If a drop does occur, re-marketing can take place via email and the details from the previous interaction are saved for the next visit.

Analysing conversion optimisation opportunities

There are many ways which you can start examining the customer journey, but one of the best quick and dirty ways is to use Five Second Test where you can submit a screenshot of your page and gather responses from the fivesecondtest community.

It’s free to sign up, and you can even earn credits by acting as a tester on other peoples assets, which can prove really useful if you’re looking for inspiration.

You can ask a variety of questions, SEO Manager at 7thingsmedia, Ewan Stevenson, has tested a wealth of questions and compiled the below list which bring the most insightful responses:

  • Do you recognise the brand?
  • Can you tell what the brand actually does?
  • Can you see the call to action?
  • Is the page too cluttered or noisy?
  • Is mock-up A better than mock-up B?

Eye tracking technology is another great way to analyse the overall layout and design of your site. Crazyegg.com provides the functionality, and also supplies heat mapping tips and advice taken from their experience with a vast amount of high-profile brands.

If you’re a SME or you can’t justify a more robust package like IMB Analytics (CoreMetrics), then this out of the box solution is a great way to analyse game changing improvements.

Driving longer on-page engagement

One of the key tips for SEO in 2013 is the use of embedded videos to drive higher engagement times and conversion.

We should all know by now that adding explanatory videos can improve conversion by around 20%, Ariat stated that visits where a product video had been viewed had a conversion rate that was 160% higher than visits where no video was viewed.

A slick way of showing the video is to supply auto-play parameters, meaning browsers will see the video upon page load.  The SEO benefits are overt, by adding to the view count, you can improve ‘social signals’ that are so key to getting relevant, fresh content higher in the SERPS.

If you want to add an embedded video to a landing page of your own, then locate the video on YouTube, click share from the navigation, then the embed tab and copy the code snippet.

Just remember to transcribe the contents of the video if it contains useful information!

Content? links? on-page perfection?

Google likes it when browsers can find engaging and easy to use content quickly.
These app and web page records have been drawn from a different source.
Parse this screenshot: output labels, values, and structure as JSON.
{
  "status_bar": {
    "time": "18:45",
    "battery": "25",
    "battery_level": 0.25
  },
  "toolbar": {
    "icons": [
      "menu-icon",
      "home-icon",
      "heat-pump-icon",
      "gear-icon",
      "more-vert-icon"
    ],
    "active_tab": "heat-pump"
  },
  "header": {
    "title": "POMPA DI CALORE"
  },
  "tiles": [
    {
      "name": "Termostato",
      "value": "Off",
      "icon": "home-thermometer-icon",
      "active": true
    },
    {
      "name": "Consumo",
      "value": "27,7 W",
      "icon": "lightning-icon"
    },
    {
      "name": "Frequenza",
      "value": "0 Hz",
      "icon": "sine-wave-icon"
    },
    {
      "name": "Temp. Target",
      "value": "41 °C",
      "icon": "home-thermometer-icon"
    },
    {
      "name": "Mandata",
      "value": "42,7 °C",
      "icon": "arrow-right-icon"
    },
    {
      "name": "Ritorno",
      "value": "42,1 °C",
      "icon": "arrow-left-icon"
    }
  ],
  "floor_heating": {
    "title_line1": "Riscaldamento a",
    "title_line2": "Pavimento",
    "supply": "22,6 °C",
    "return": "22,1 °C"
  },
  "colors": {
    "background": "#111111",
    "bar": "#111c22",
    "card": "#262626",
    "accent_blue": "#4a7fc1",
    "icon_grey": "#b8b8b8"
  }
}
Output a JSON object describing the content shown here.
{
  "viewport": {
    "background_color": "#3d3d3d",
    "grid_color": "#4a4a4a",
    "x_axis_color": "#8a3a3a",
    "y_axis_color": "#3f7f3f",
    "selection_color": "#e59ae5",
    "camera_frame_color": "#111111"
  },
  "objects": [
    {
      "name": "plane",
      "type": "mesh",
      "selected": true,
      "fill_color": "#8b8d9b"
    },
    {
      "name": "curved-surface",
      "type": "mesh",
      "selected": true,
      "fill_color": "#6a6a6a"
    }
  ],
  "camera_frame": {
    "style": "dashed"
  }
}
It keeps people coming back again and again.

So what if they can find the content easily, but it’s clunky and horribly designed? Drop rates would certainly show the lack of engagement.

For SEO to survive it has to evolve. Black Hat techniques are still prevalent, but if you want to serve future-proof SEO strategies, you need to think about what Google will look for in the future.

With on-page engagement factors becoming more influential over ranking ability, refining the customer journey, whether it’s a route to content, or products, will ultimately improve the perceived value of your website.

Seven takeaways

  1. Take inspiration from industry leaders and even from your competitors’ websites. Look at what surveys and usability reviews say about your competitor websites; is the feedback constructive for your own offering?
  2. Use the newly available Attribution Modeling tools in Google Analytics to give credit where credits due.
  3. Add value, and when you can’t add value, attempt to encourage user behaviour that results in sales, i.e. Enclosed checkouts.
  4. Test various solutions with large amounts of users to reduce the impact of spurious results.
  5. Internalise feedback, digest it fully and don’t just listen and react blindly, think about what works for your competitors but more importantly what will work for you.
  6. Your customers will interpret value in different ways, so think about the target audience, and ensure your improvements benefit real world purchasing activities, such as finding reviews, FAQs and product guides.
  7. Think about your customers, and what their requirements might be, but also about their behaviour, and how different scenarios can affect demands, i.e. mobile site testing

Desert

The next time an algorithm update is released instead of running around screaming ‘damage limitation’ you can have a smile on your face, knowing that your brand is improving its online offering ahead of Google’s next moves.